The naming of the plaza was announced at the June 17 Board of Trustees meeting, the final board meeting during Kington’s administration. Spiegel is a trustee.

“Throughout his years at Grinnell, President Kington has modeled a commitment to strategic and inclusive leadership as well as clear, thoughtful, and fair decision-making processes,” says David Maxwell ’66, Board of Trustees chair. “President Kington’s personal and professional lives have been rooted in a deep commitment to social responsibility. A priority of his tenure has been strengthening the connection between academic excellence in the arts, humanities, sciences, and social studies, as well as graduates’ ability to go into the world and transform it.”

Kington will conclude his role as president on June 30 and soon become the new head of Phillips Academy in Andover, Massachusetts, the oldest incorporated boarding school in the U.S. and among the most prestigious university-preparatory schools in the country.

As for his successor, the presidential search process is ongoing. Anne Harris, dean of the College and vice president for academic affairs, will serve as acting president until the presidential search is completed.

Kington’s tenure was marked by his fierce advocacy for access, equity, and global understanding. He emphasized greater experiences that connect students to their future, furthering the concept of from coursework to life’s work. He has promoted innovation and entrepreneurship by creating both the Grinnell Prize and the Innovation Fund, supporting experimentation, imagination, and positive social change.

Picture of the Kington Plaza facing the HSSC atrium with the sunset behind the building. The picture shows two art pieces and well as several seating areas.
A sunset photo of the Raynard S. Kington Plaza and the adjoining Christiansen outdoor learning spaces show the seating areas, landscaping, and artwork that help create a functional and visually appealing entrance to the HSSC atrium.
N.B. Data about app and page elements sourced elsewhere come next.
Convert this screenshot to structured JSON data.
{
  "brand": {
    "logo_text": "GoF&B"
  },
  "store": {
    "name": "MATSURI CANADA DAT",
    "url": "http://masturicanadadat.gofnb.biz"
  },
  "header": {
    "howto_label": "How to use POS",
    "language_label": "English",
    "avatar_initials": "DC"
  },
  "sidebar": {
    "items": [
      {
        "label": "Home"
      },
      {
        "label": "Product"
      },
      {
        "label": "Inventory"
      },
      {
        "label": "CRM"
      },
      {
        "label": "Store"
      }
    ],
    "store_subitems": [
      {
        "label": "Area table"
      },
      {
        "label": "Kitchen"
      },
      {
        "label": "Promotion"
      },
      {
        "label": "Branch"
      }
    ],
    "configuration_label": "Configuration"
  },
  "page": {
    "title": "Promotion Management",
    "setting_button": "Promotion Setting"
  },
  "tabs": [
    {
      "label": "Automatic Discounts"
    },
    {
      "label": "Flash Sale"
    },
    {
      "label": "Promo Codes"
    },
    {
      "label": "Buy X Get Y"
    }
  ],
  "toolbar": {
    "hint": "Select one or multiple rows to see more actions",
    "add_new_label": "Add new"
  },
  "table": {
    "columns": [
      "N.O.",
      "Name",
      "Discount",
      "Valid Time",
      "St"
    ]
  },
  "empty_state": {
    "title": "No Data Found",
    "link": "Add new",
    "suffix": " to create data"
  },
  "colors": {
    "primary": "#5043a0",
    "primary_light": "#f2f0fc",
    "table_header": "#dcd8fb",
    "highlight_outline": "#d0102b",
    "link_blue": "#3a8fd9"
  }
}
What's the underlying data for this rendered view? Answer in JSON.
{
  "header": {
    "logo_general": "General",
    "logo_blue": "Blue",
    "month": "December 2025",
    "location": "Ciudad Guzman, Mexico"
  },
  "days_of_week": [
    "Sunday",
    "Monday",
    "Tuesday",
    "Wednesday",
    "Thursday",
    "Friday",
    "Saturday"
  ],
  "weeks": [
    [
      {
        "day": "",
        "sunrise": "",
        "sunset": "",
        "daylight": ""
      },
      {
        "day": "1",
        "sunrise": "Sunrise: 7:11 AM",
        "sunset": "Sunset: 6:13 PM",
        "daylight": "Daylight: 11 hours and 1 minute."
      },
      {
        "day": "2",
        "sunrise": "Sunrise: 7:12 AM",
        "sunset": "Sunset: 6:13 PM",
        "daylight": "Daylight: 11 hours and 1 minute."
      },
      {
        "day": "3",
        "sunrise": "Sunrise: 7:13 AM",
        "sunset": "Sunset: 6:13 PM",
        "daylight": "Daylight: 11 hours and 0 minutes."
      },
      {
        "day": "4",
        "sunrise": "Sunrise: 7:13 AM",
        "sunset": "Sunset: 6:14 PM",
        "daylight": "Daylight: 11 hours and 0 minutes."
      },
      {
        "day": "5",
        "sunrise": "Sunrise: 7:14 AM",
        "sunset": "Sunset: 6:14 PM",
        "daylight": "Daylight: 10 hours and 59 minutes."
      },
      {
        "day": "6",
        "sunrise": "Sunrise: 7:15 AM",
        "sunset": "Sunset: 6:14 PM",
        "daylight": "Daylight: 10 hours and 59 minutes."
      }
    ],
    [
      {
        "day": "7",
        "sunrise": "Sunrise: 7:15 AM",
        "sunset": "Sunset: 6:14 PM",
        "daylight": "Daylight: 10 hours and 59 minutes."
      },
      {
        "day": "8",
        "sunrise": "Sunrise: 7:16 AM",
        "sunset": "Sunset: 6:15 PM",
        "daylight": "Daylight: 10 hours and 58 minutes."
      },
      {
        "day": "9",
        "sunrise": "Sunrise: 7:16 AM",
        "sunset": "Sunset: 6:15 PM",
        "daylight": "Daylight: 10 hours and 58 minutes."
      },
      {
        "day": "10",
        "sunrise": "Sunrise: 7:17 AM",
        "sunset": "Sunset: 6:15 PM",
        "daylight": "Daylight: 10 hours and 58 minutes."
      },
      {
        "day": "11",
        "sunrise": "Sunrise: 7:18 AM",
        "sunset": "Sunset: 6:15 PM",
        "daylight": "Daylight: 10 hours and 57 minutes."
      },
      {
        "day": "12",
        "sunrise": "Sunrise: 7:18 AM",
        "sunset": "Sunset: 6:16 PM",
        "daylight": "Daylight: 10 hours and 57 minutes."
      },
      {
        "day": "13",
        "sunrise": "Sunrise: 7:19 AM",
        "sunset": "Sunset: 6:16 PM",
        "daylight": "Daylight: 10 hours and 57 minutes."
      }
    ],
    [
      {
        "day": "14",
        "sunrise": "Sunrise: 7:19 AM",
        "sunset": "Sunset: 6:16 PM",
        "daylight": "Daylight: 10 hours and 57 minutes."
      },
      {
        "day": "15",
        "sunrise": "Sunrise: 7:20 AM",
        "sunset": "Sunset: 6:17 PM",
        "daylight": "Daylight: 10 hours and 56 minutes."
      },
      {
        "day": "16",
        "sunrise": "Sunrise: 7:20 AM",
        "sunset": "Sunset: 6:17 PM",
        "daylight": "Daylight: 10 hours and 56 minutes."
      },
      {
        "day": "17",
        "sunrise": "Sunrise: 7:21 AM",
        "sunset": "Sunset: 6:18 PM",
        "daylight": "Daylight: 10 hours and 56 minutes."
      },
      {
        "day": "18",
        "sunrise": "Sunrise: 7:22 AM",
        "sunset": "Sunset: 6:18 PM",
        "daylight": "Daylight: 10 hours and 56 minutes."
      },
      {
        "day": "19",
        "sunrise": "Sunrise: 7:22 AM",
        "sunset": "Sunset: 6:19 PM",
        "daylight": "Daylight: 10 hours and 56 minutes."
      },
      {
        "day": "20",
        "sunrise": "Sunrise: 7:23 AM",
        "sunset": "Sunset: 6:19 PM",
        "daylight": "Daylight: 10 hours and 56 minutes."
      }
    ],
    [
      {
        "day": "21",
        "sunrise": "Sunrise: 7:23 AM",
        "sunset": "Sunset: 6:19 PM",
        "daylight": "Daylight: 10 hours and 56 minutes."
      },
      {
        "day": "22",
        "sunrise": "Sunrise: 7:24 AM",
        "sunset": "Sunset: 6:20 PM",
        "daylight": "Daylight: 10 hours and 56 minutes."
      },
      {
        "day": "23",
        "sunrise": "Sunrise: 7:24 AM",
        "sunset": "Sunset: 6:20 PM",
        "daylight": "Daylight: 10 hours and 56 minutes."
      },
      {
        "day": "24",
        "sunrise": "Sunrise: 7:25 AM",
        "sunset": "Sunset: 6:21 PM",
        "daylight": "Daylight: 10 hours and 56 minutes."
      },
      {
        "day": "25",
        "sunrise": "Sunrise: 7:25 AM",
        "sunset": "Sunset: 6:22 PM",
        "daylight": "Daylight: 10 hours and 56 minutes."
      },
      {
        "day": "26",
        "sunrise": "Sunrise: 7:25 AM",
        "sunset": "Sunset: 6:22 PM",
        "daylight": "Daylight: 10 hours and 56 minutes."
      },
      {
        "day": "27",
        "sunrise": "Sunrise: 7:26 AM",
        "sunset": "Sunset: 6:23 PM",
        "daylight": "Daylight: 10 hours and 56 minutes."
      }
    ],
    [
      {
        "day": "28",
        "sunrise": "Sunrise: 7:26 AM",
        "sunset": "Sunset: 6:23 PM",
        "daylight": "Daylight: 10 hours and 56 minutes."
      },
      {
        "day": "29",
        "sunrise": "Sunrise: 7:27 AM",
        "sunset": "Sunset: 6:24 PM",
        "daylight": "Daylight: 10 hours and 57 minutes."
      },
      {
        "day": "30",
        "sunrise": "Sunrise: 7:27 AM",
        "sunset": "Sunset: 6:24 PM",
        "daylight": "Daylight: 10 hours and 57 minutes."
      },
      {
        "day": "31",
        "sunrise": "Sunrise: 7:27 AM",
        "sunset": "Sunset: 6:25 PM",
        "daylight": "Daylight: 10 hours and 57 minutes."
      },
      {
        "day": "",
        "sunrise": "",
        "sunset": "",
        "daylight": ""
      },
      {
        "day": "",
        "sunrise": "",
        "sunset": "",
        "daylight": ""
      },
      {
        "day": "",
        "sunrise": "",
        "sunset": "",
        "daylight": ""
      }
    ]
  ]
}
“I admire Raynard Kington and what he accomplished during his tenure as president of Grinnell College,” Van Dusen says. “I became a student at Grinnell during the turmoil of the 1970s. President Kington has inspired me anew to appreciate the College’s long tradition of access and equity in education and serving the common good in thoughtful and reasoned ways. I hope his legacy inspires many members of the Grinnell community, as it has me, to support the College through generous giving.”

Kington also oversaw significant investments on campus, which will enhance teaching and learning long into the future. He brought together the divisions of humanities and social studies, which had a history of academic and physical separation. The resulting Humanities and Social Studies Center has created innovative learning spaces that encourage multi-disciplinary collaboration, active inquiry, student research, and intellectual collisions.

Those attributes also spill over onto the Kington Plaza, which stretches out in front of the HSSC atrium and has quickly become one of the more popular and picturesque spots on campus. Outdoor tables and benches allow for students to study or socialize on nice days. It’s also home to the Broken English sculpture created by Gregory Gómez ’80.

“The plaza has quickly become a magnet and hub for students, faculty, staff, and visitors,” says Jaci A. Thiede, vice president of Development and Alumni Relations. “President Kington had a vision for how the HSSC and the outdoor space surrounding it could bring students, faculty, staff and alumni together to build a stronger community, so naming this gathering space in his honor feels exactly right. I’d like to thank Karen and Joel for their ongoing generosity and selflessness in using their recognition opportunity to create Kington Plaza; it will serve as a tangible way to remember the impact President Kington had on Grinnell College during his presidency.”

Check out the summer magazine edition in July for a featured article about Kington’s tenure at Grinnell. Learn more about the ongoing search process for Grinnell’s 14th president.

—by Jeremy Shapiro